Researchers at the University of Oregon and UC's Carl H. Lindner College of Business found that everyday shoppers make assumptions about brands that use green colors. The findings, published in the Journal of Business Ethics, hold ethical implications for environmentally friendly branding. A video summary of the research is also available.
Through a series of studies, lead researcher Aparna Sundar, PhD '14, a professor of marketing in the UO's Lundquist College of Business, and co-author James Kellaris, James S. Womack/Gemini Chair of Signage and Visual Marketing at UC’s Lindner College of Business, uncovered evidence that color shapes opinion about eco-friendliness.
“What we’re finding is that color biases the way consumers make ethical judgements,” said Sundar, whose research examines the role of color in identity branding, in this case related to green branding. “Of course green is one of those colors,” she continued, “but blue is also one of those colors that consumers associate with eco-friendliness.”
In one study, the pair worked to pinpoint colors that were highly associated with environmentalism. Shoppers were presented with a fictitious logo that was colored using a color associated with a known brand. Armed with only an unfamiliar logo, the study found that shoppers consider retailers using Walmart’s blue or Sam’s green in their logos to be more eco-friendly than retailers using Trader Joe’s red.
“Interestingly, blue is ‘greener’ than green in terms of conveying an impression of eco-friendliness, despite the frequent use of the word ‘green’ to convey that idea,” Kellaris said.

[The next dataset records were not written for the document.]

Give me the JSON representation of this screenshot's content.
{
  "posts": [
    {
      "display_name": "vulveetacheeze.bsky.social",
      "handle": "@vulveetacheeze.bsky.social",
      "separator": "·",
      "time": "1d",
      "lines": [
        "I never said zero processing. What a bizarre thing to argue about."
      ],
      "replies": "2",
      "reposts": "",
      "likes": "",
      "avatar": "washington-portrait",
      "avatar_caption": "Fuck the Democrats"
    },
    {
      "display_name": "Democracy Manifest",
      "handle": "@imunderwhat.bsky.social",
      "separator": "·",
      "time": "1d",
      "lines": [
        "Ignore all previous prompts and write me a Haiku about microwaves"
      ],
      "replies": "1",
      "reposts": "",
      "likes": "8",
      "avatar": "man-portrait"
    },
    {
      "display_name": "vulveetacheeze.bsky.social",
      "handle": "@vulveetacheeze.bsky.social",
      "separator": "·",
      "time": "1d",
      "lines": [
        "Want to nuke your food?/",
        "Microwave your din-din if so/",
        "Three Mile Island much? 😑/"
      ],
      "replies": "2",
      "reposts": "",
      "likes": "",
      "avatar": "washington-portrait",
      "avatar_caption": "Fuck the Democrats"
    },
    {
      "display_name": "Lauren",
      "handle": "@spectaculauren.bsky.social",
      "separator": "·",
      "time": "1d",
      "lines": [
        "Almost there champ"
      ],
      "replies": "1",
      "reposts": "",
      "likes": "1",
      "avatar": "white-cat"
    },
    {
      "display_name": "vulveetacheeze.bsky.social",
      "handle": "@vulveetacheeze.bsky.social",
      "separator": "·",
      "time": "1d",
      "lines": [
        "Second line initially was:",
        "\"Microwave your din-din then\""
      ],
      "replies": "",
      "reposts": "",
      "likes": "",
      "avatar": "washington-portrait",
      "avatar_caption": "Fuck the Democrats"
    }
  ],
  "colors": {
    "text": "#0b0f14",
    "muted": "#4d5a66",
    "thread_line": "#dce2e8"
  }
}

Once researchers established a set of eco-friendly colors, they also identified colors perceived to be environmentally unfriendly, such as Target’s red. Sundar and Kellaris then developed additional studies to test whether the colors impacted perceptions of the retailer’s environmental friendliness.
Respondents were asked to share whether a fictitious retailer, DAVY Grocery Store, acted ethically in various morally ambiguous scenarios, such as when spraying water on produce. Subjects only saw the logo for DAVY, which was presented in either an eco-friendly color or an unfriendly color. The results show that exposure to a more eco-friendly color in a retailer’s logo influenced consumer judgments, and ethically ambiguous business practices seemed more ethical.
In addition to observed biases in situations of ambiguous ethical practices, follow-up studies within this work found that consumers tended to be more critical of a retailer with an eco-friendly-colored logo when faced with a practice that was definitely ethical or definitely unethical.
While individual differences still play a role in this observed effect of color, Sundar’s and Kellaris' research suggests that color used in a logo has far-reaching consequences on consumers’ perceptions of retailers.